Yesterday, as I was working on my dad’s insurance papers, the whole AUB world, in all its petty details, came back to haunt me. When in 1974-75 I was right in the middle of a personal catastrophe, I thought of the breakup of the “street wars” in 1975—at that time, I had no awareness of a “civil war”—as my revenge against an objectively corrupt and unfair order of things. This time, I see this war as another revenge—but this time I can see better what went wrong with me and with this society. As the body is the epicenter of life, my cerebral hatred towards the Lebanese—men and women—is primarily physical. It all begins with the body—le corps est têtu, the body is stubborn, said Barthes. The stubbornness of the body—of my body—places me with those damned Lebanese into the same situation all over again. Nothing has changed in twenty years, and nothing will change in the coming twenty years. It’s precisely those last twenty years—or thirty-two years, if I were to do the count beginning with my entry at AUB—that haunted me all day yesterday.

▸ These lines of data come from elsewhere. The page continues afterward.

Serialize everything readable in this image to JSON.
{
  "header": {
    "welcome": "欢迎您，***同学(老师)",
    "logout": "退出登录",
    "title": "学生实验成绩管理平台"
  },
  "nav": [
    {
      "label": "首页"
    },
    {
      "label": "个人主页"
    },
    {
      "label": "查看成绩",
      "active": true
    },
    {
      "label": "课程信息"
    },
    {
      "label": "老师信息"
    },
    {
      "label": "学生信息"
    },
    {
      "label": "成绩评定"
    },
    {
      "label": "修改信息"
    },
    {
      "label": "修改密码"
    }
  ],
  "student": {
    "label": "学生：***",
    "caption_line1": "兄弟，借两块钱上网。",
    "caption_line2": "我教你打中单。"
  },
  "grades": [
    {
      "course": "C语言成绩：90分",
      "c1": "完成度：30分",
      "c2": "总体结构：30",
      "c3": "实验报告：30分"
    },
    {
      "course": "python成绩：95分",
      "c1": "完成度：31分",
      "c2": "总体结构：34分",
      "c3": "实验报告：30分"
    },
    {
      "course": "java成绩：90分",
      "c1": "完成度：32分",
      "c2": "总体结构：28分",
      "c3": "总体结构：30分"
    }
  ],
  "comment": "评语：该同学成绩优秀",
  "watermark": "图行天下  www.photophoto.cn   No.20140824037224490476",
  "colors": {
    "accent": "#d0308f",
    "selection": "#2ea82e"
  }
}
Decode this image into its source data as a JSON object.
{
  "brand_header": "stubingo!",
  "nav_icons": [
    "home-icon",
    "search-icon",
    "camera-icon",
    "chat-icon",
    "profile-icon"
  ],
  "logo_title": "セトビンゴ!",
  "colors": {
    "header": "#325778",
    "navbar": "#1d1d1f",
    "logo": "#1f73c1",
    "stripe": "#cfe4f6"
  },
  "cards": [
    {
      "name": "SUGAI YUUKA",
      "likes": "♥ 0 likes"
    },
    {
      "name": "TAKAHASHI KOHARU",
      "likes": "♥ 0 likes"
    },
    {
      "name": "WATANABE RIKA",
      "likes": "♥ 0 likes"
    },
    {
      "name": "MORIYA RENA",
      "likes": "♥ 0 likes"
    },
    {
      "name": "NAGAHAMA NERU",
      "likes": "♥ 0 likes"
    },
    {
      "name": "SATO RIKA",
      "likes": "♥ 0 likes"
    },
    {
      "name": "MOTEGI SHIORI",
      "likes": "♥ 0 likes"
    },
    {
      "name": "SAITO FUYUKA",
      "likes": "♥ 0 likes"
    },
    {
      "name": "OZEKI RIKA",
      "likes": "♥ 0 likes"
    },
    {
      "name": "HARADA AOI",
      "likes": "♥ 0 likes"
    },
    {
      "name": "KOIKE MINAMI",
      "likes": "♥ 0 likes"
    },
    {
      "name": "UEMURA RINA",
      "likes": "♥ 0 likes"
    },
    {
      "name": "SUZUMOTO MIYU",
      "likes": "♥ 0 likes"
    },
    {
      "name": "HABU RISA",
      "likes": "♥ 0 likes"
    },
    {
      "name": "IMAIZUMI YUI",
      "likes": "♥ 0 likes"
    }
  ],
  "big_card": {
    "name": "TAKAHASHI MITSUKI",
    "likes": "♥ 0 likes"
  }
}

I’ve been haunted by underachievement, lack of performance, successive failures, lack of motivation, not being at the center of action, not having enough women, money, prestige, status, and power, hatred of teaching and academic performance—and for being looked down upon, underestimated, and mocked, by practically every indecent person I’ve met. Which is fine, as long as I can still function.
Traîner avec son corps
The Lebanese are glued to their bodies.